    The campaign is a huge step forward in raising public awareness about the contributions of informal workers in Mexico City. It grew out of the 2018 initiative by a cross-sector group of informal worker leaders to develop a platform of demands. After workers took part in a week-long series of activities and workshops, COPRED compiled an updated, more detailed platform for inclusion in Mexico City and worked with Focal City CDMX to create a positive image campaign.

    The campaign kicked off with a press conference on May 6, 2019, where the platform was disseminated.

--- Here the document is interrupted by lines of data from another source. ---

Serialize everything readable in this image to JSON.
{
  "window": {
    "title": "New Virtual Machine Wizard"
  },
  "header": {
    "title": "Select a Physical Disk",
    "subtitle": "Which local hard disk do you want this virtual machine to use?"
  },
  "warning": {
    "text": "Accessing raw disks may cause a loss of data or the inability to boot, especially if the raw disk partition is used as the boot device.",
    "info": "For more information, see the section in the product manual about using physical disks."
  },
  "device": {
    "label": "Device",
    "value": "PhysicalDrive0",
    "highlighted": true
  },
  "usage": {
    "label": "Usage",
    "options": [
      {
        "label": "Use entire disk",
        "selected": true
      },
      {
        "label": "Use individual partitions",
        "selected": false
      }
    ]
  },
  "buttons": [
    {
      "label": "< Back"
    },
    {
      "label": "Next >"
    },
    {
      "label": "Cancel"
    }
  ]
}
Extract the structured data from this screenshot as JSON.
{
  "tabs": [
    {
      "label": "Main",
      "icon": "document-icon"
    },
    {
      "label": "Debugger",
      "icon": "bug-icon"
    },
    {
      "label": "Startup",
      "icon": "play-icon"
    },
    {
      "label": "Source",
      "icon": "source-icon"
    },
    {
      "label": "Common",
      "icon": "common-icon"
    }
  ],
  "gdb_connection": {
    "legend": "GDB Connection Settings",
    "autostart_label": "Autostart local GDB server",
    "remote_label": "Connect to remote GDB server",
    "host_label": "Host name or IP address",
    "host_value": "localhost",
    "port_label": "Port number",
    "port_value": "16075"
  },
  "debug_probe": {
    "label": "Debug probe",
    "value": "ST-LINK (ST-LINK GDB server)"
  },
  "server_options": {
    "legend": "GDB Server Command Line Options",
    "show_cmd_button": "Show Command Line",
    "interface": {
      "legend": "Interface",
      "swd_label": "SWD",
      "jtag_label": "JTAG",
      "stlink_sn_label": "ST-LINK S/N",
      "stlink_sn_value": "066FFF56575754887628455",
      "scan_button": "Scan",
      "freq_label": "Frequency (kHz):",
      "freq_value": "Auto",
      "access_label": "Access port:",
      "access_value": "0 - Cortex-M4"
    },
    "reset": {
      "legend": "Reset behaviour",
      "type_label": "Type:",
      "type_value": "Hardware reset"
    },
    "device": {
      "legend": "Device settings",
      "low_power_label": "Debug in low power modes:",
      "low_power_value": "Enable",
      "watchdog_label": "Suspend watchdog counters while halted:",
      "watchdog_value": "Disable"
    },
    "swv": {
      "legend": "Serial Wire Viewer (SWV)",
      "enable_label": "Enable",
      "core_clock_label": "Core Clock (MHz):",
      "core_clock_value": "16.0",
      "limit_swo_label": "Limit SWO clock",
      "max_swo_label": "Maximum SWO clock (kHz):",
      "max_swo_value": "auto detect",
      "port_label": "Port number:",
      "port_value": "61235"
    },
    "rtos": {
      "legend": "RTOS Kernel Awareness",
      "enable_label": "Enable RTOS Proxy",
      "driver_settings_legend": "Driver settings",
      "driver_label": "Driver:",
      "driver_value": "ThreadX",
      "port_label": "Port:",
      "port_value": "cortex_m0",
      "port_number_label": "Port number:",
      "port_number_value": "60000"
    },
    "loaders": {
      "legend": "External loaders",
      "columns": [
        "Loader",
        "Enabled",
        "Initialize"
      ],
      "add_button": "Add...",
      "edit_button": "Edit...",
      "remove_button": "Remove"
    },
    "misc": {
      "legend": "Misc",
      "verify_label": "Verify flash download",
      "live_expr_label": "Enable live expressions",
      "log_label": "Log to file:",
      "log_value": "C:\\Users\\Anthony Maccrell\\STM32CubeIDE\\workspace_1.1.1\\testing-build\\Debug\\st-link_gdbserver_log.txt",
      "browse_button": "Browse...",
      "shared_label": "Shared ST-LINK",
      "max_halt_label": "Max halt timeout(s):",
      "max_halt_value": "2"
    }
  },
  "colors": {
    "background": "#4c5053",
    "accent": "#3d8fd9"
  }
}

Plans include a series of videos, a social media campaign and a photo exhibition to be displayed at COPRED headquarters and potentially at other locations throughout the city. (Photo credit: Lorena Reyes)

    Launch of workers’ proposal for a modified regulation on non-salaried work

    The Focal City team has been meeting with the mesa of non-salaried workers on a weekly basis for over a year to discuss and revise, article by article, the existing regulation for non-salaried workers (in place since 1975). The team initiated this work (with support from WIEGO’s Law Programme) with the mesa, anticipating that the adoption of a new Constitution would be followed by the development of secondary legislation at the city level to translate Article 10 into law.

    In April 2019, the congress of Mexico City announced that they would be opening public consultations to source citizen input on the impending secondary legislation, with the aim to have a legislative proposal ready for a vote in the Mexico City congress in September of this year. Because of ongoing work over the past year, they are ready to participate in the consultative process, with a fully developed proposal. The proposal maintains many aspects of the existing regulation but expands on and modifies it in two significant areas: eliminating discriminatory elements, and extending social protection.

    The mesa representatives, accompanied by the FC Mexico City team, presented the proposal to the public during a press conference on April 30. Workers expressed to the government that they are prepared and expecting to be engaged in the consultations. As they explained: “We received the invitation, we did our homework and we are ready to participate."

    "Dialogues on Public Space: Informal Work and Mobility"

    Held in June 2018, this event created a space for dialogue and discussion between informal workers who perform their activities in the public space and activists of groups of pedestrians and cyclists whose mobility agendas sometimes clash with the right to work in public space. Workers from various occupational groups, such as street-vendors, shoeshiners, organ-grinders, waste pickers and tianguistas (market vendor) met with different groups representing pedestrians and cyclists.

    Highlighted Resources & Blogs

    WIEGO Publication Series:

    WIEGO Resources

    News articles:

    Articles on waste pickers in Mexico City written by Focal Cities Coordinator Tania Espinosa (all in Spanish):

    Videos (Spanish only):

    Informal Economy Topic
    Informal Economy Theme
    Language